Here are a few things to check up on before pulling the trigger on paying for a full AC replacement:
- Fuse box
- Door seals
- Ventilation ducts
5. Research replacement options
If you’ve exhausted all other possibilities and confirmed that you do need to replace your AC unit, it’s time to start looking at your options. Here are some popular choices:
In a split-system central air conditioner, the condenser and compressor are located in an outdoor metal cabinet, and the evaporator is located in an indoor cabinet.
The advantage of these systems is that they don’t require ducts and have greater zone control if you install multiple systems throughout your home.
Here are a couple of top-rated options:
In a packaged central air conditioner, the evaporator, condenser, and compressor are located in one cabinet, which is typically located on a roof or on a concrete slab next to the home’s foundation.
These systems are cheaper to install but offer less zone control — typically leading to increased energy bills.
Two best-sellers include:
Rightsizing, or matching the size of your AC to your home, is also important. As Dawson points out:
“If your AC unit is too small, it will run constantly without ever properly cooling your home, gobbling up an excess of electricity while it’s at it. If you buy an oversized model, on the other hand, it will cycle on and off too frequently, leading to excessive wear and tear as well as inflated bills to cover cooling power that you don’t even need.”
6. Keep energy efficiency in mind for your replacement system
One benefit of replacing your air conditioner? You’ll likely upgrade to a more energy-efficient model, which is gentler on the earth and your utility bills.
Modern air conditioners seriously outperform older models. The best air conditioners on the market today use half as much energy to produce the same amount of cooling as models from the 1970s. Even when compared to air conditioners from just a decade ago, newer models can save you 20% to 40% of your cooling energy costs.
Dawson emphasizes that these savings are substantial considering the average household spends 40% of its energy budget on heating and cooling.
7. Get your system installed and enjoy your fresh, cool air

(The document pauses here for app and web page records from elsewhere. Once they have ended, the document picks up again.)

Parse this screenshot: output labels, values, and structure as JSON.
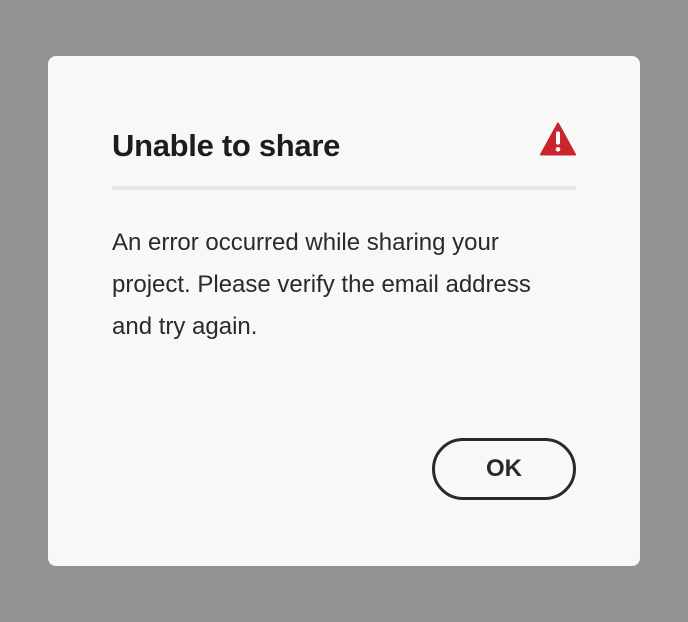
{
  "colors": {
    "backdrop": "#939393",
    "dialog_background": "#f8f8f8",
    "divider": "#e8e8e8",
    "alert_icon": "#c9252d",
    "button_border": "#2a2a2a",
    "text": "#1d1d1d"
  },
  "dialog": {
    "title": "Unable to share",
    "header_icon": "alert-triangle-icon",
    "body": "An error occurred while sharing your project. Please verify the email address and try again.",
    "primary_button_label": "OK"
  }
}
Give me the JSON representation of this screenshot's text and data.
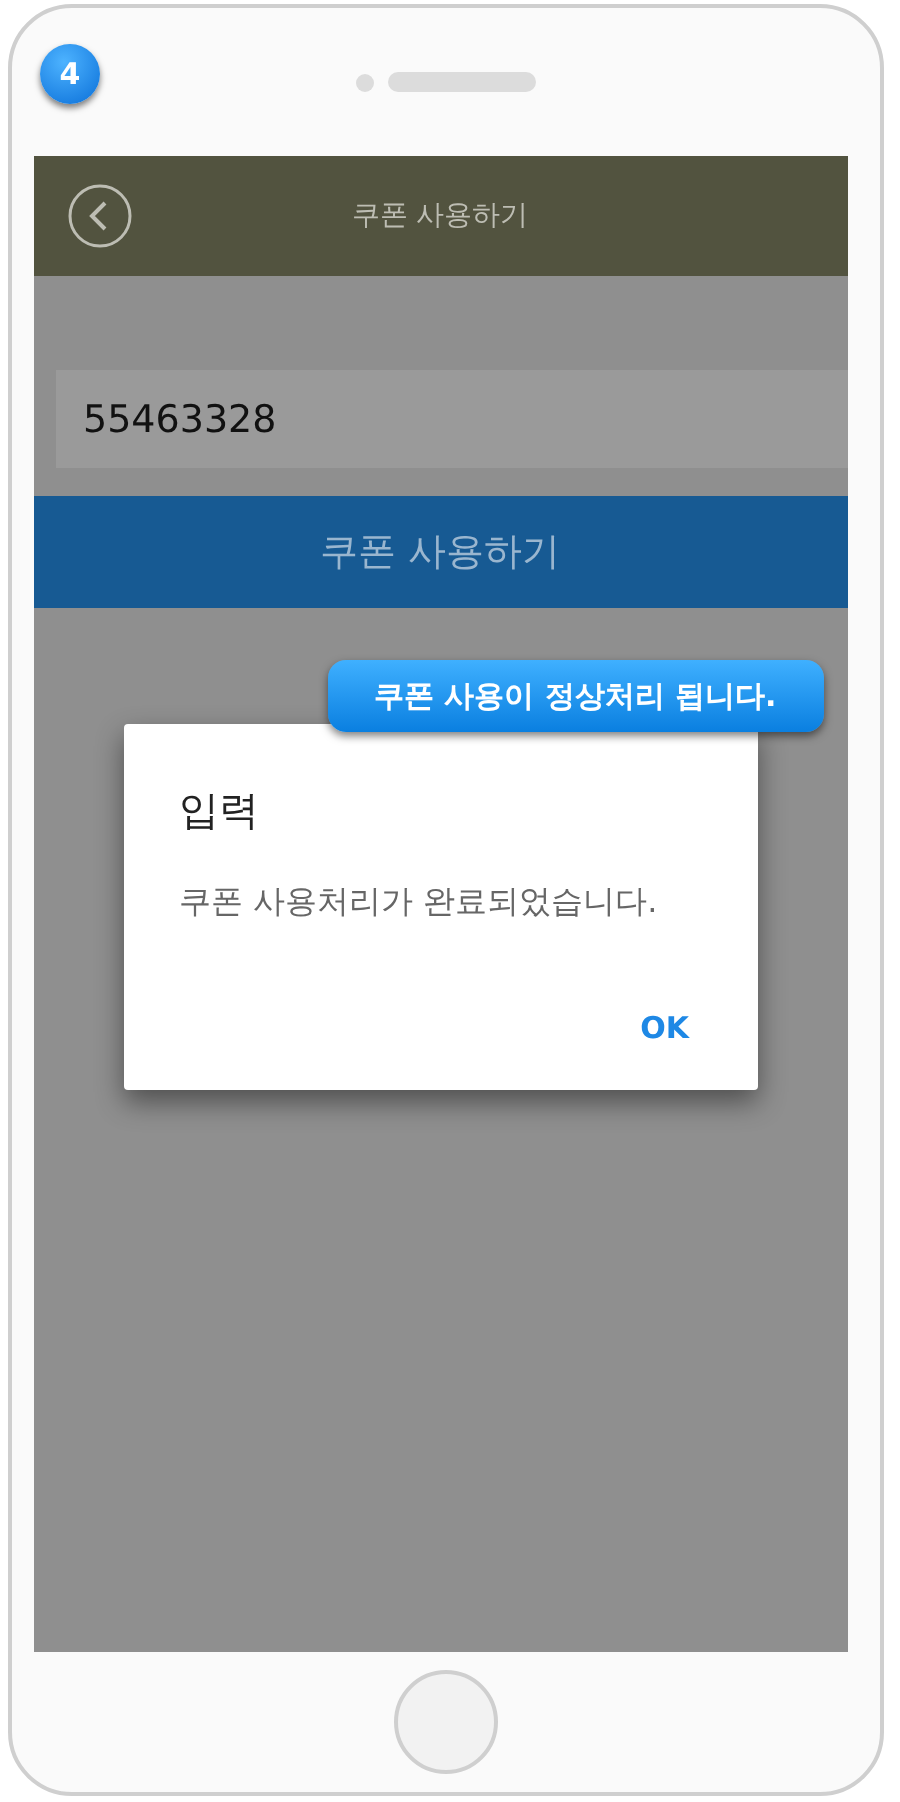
{
  "step_badge": "4",
  "header": {
    "title": "쿠폰 사용하기"
  },
  "coupon_field": {
    "value": "55463328"
  },
  "use_button": {
    "label": "쿠폰 사용하기"
  },
  "callout": "쿠폰 사용이 정상처리 됩니다.",
  "dialog": {
    "title": "입력",
    "message": "쿠폰 사용처리가 완료되었습니다.",
    "buttons": [
      "OK"
    ]
  }
}
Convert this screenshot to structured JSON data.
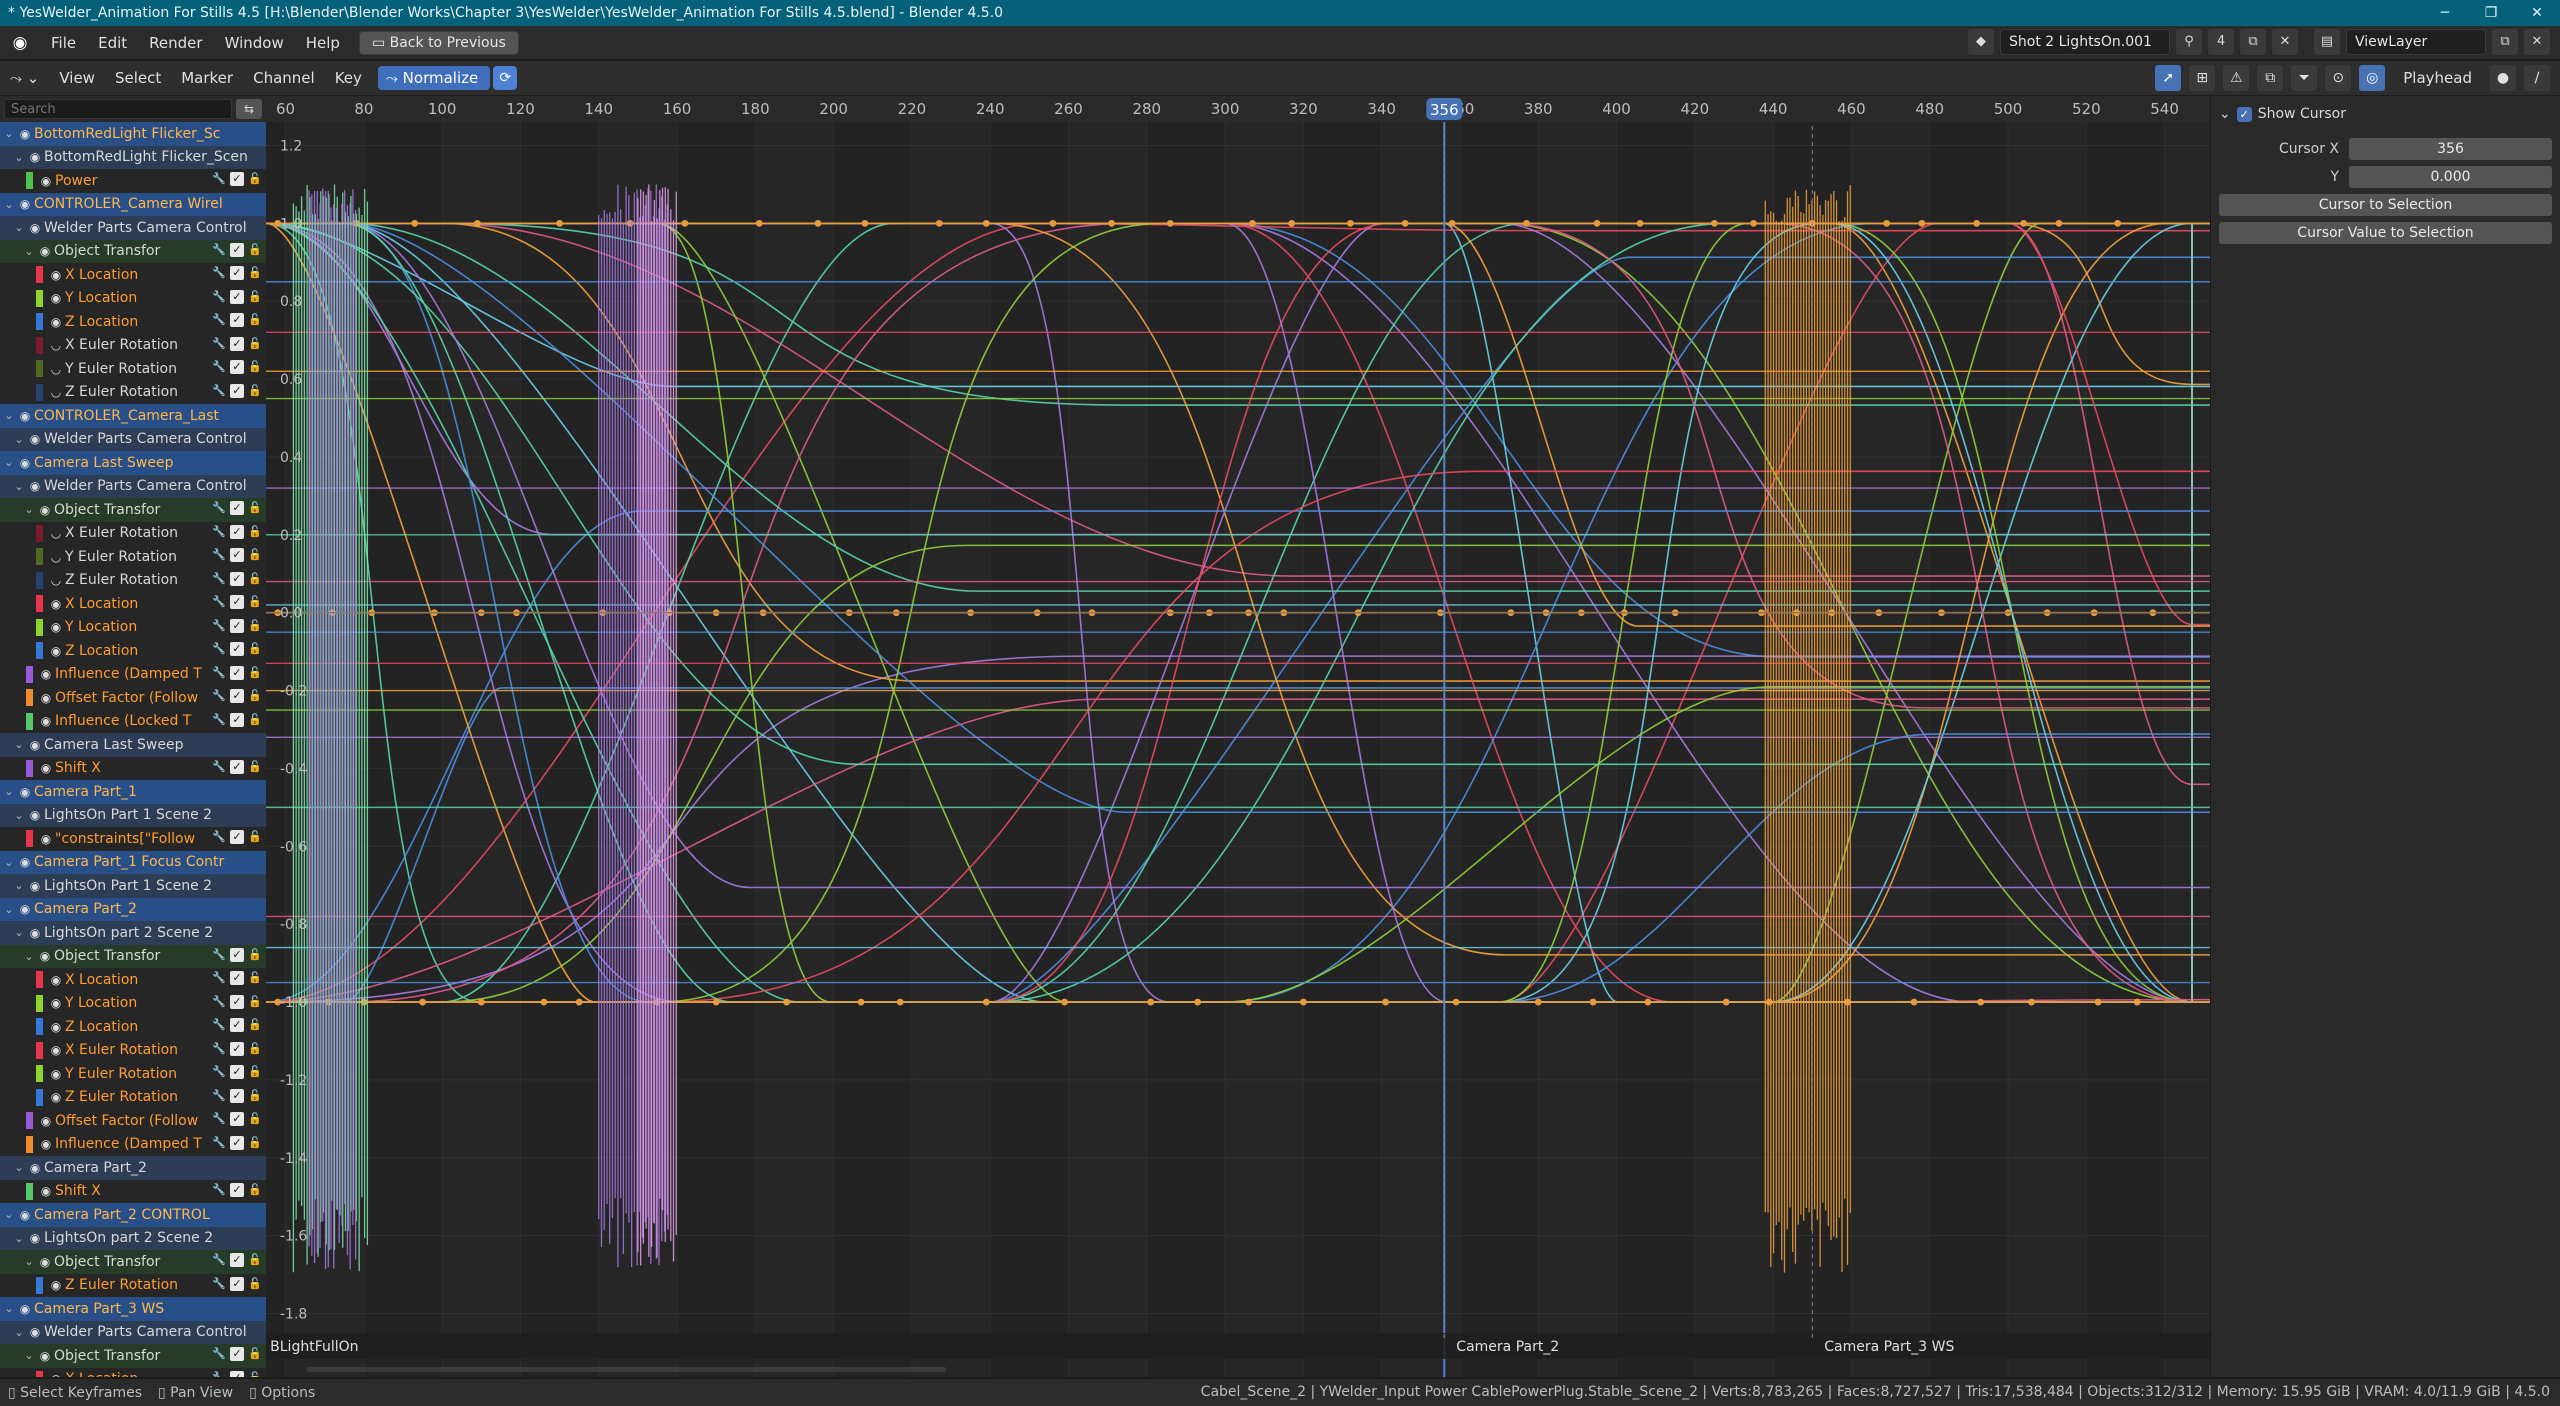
{
  "window": {
    "title": "* YesWelder_Animation For Stills 4.5 [H:\\Blender\\Blender Works\\Chapter 3\\YesWelder\\YesWelder_Animation For Stills 4.5.blend] - Blender 4.5.0",
    "minimize": "─",
    "maximize": "❐",
    "close": "✕"
  },
  "menu": {
    "file": "File",
    "edit": "Edit",
    "render": "Render",
    "window": "Window",
    "help": "Help",
    "back_to_previous": "Back to Previous"
  },
  "scene": {
    "name": "Shot 2 LightsOn.001",
    "users": "4",
    "view_layer": "ViewLayer"
  },
  "editor_header": {
    "view": "View",
    "select": "Select",
    "marker": "Marker",
    "channel": "Channel",
    "key": "Key",
    "normalize": "Normalize",
    "pivot": "Playhead"
  },
  "search": {
    "placeholder": "Search"
  },
  "channels": [
    {
      "t": "obj",
      "name": "BottomRedLight Flicker_Sc",
      "sw": "",
      "ind": 0
    },
    {
      "t": "act",
      "name": "BottomRedLight Flicker_Scen",
      "sw": "",
      "ind": 1
    },
    {
      "t": "ch",
      "name": "Power",
      "sw": "#4dc34d",
      "ind": 1
    },
    {
      "t": "obj",
      "name": "CONTROLER_Camera Wirel",
      "sw": "",
      "ind": 0
    },
    {
      "t": "act",
      "name": "Welder Parts Camera Control",
      "sw": "",
      "ind": 1
    },
    {
      "t": "grp",
      "name": "Object Transfor",
      "sw": "",
      "ind": 2
    },
    {
      "t": "ch",
      "name": "X Location",
      "sw": "#e8354a",
      "ind": 2
    },
    {
      "t": "ch",
      "name": "Y Location",
      "sw": "#8dd42d",
      "ind": 2
    },
    {
      "t": "ch",
      "name": "Z Location",
      "sw": "#3479d9",
      "ind": 2
    },
    {
      "t": "chw",
      "name": "X Euler Rotation",
      "sw": "#7a1d2b",
      "ind": 2
    },
    {
      "t": "chw",
      "name": "Y Euler Rotation",
      "sw": "#4d6a1f",
      "ind": 2
    },
    {
      "t": "chw",
      "name": "Z Euler Rotation",
      "sw": "#22446e",
      "ind": 2
    },
    {
      "t": "obj",
      "name": "CONTROLER_Camera_Last",
      "sw": "",
      "ind": 0
    },
    {
      "t": "act",
      "name": "Welder Parts Camera Control",
      "sw": "",
      "ind": 1
    },
    {
      "t": "obj",
      "name": "Camera Last Sweep",
      "sw": "",
      "ind": 0
    },
    {
      "t": "act",
      "name": "Welder Parts Camera Control",
      "sw": "",
      "ind": 1
    },
    {
      "t": "grp",
      "name": "Object Transfor",
      "sw": "",
      "ind": 2
    },
    {
      "t": "chw",
      "name": "X Euler Rotation",
      "sw": "#7a1d2b",
      "ind": 2
    },
    {
      "t": "chw",
      "name": "Y Euler Rotation",
      "sw": "#4d6a1f",
      "ind": 2
    },
    {
      "t": "chw",
      "name": "Z Euler Rotation",
      "sw": "#22446e",
      "ind": 2
    },
    {
      "t": "ch",
      "name": "X Location",
      "sw": "#e8354a",
      "ind": 2
    },
    {
      "t": "ch",
      "name": "Y Location",
      "sw": "#8dd42d",
      "ind": 2
    },
    {
      "t": "ch",
      "name": "Z Location",
      "sw": "#3479d9",
      "ind": 2
    },
    {
      "t": "ch",
      "name": "Influence (Damped T",
      "sw": "#9b5ad6",
      "ind": 1
    },
    {
      "t": "ch",
      "name": "Offset Factor (Follow",
      "sw": "#f08c30",
      "ind": 1
    },
    {
      "t": "ch",
      "name": "Influence (Locked T",
      "sw": "#56c96a",
      "ind": 1
    },
    {
      "t": "act",
      "name": "Camera Last Sweep",
      "sw": "",
      "ind": 1
    },
    {
      "t": "ch",
      "name": "Shift X",
      "sw": "#9b5ad6",
      "ind": 1
    },
    {
      "t": "obj",
      "name": "Camera Part_1",
      "sw": "",
      "ind": 0
    },
    {
      "t": "act",
      "name": "LightsOn Part 1 Scene 2",
      "sw": "",
      "ind": 1
    },
    {
      "t": "ch",
      "name": "\"constraints[\"Follow",
      "sw": "#e8354a",
      "ind": 1
    },
    {
      "t": "obj",
      "name": "Camera Part_1 Focus Contr",
      "sw": "",
      "ind": 0
    },
    {
      "t": "act",
      "name": "LightsOn Part 1 Scene 2",
      "sw": "",
      "ind": 1
    },
    {
      "t": "obj",
      "name": "Camera Part_2",
      "sw": "",
      "ind": 0
    },
    {
      "t": "act",
      "name": "LightsOn part 2 Scene 2",
      "sw": "",
      "ind": 1
    },
    {
      "t": "grp",
      "name": "Object Transfor",
      "sw": "",
      "ind": 2
    },
    {
      "t": "ch",
      "name": "X Location",
      "sw": "#e8354a",
      "ind": 2
    },
    {
      "t": "ch",
      "name": "Y Location",
      "sw": "#8dd42d",
      "ind": 2
    },
    {
      "t": "ch",
      "name": "Z Location",
      "sw": "#3479d9",
      "ind": 2
    },
    {
      "t": "ch",
      "name": "X Euler Rotation",
      "sw": "#e8354a",
      "ind": 2
    },
    {
      "t": "ch",
      "name": "Y Euler Rotation",
      "sw": "#8dd42d",
      "ind": 2
    },
    {
      "t": "ch",
      "name": "Z Euler Rotation",
      "sw": "#3479d9",
      "ind": 2
    },
    {
      "t": "ch",
      "name": "Offset Factor (Follow",
      "sw": "#9b5ad6",
      "ind": 1
    },
    {
      "t": "ch",
      "name": "Influence (Damped T",
      "sw": "#f08c30",
      "ind": 1
    },
    {
      "t": "act",
      "name": "Camera Part_2",
      "sw": "",
      "ind": 1
    },
    {
      "t": "ch",
      "name": "Shift X",
      "sw": "#56c96a",
      "ind": 1
    },
    {
      "t": "obj",
      "name": "Camera Part_2 CONTROL",
      "sw": "",
      "ind": 0
    },
    {
      "t": "act",
      "name": "LightsOn part 2 Scene 2",
      "sw": "",
      "ind": 1
    },
    {
      "t": "grp",
      "name": "Object Transfor",
      "sw": "",
      "ind": 2
    },
    {
      "t": "ch",
      "name": "Z Euler Rotation",
      "sw": "#3479d9",
      "ind": 2
    },
    {
      "t": "obj",
      "name": "Camera Part_3 WS",
      "sw": "",
      "ind": 0
    },
    {
      "t": "act",
      "name": "Welder Parts Camera Control",
      "sw": "",
      "ind": 1
    },
    {
      "t": "grp",
      "name": "Object Transfor",
      "sw": "",
      "ind": 2
    },
    {
      "t": "ch",
      "name": "X Location",
      "sw": "#e8354a",
      "ind": 2
    }
  ],
  "timeline": {
    "frames": [
      "60",
      "80",
      "100",
      "120",
      "140",
      "160",
      "180",
      "200",
      "220",
      "240",
      "260",
      "280",
      "300",
      "320",
      "340",
      "360",
      "380",
      "400",
      "420",
      "440",
      "460",
      "480",
      "500",
      "520",
      "540"
    ],
    "current_frame": "356",
    "values": [
      "1.2",
      "1.0",
      "0.8",
      "0.6",
      "0.4",
      "0.2",
      "0.0",
      "-0.2",
      "-0.4",
      "-0.6",
      "-0.8",
      "-1.0",
      "-1.2",
      "-1.4",
      "-1.6",
      "-1.8"
    ],
    "markers": [
      {
        "label": "BLightFullOn",
        "frame": 53
      },
      {
        "label": "Camera Part_2",
        "frame": 356
      },
      {
        "label": "Camera Part_3 WS",
        "frame": 450
      }
    ]
  },
  "curve_colors": [
    "#4a8fe0",
    "#e84a5f",
    "#f3a33c",
    "#8ed13a",
    "#a77ae0",
    "#56d6a8",
    "#e05a8a",
    "#6ad0e8"
  ],
  "sidebar": {
    "show_cursor": "Show Cursor",
    "cursor_x_label": "Cursor X",
    "cursor_x": "356",
    "y_label": "Y",
    "y": "0.000",
    "cursor_to_selection": "Cursor to Selection",
    "cursor_value_to_selection": "Cursor Value to Selection"
  },
  "status": {
    "select_keyframes": "Select Keyframes",
    "pan_view": "Pan View",
    "options": "Options",
    "info": "Cabel_Scene_2 | YWelder_Input Power CablePowerPlug.Stable_Scene_2 | Verts:8,783,265 | Faces:8,727,527 | Tris:17,538,484 | Objects:312/312 | Memory: 15.95 GiB | VRAM: 4.0/11.9 GiB | 4.5.0"
  }
}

Once you’ve done all your due diligence, it’s time to pull the trigger. Find an experienced HVAC technician to install your new system. After the job is complete, switch your AC on, set the thermostat, and enjoy finally escaping from the summer heat.
Header Image Source: (Bob Osias / Unsplash)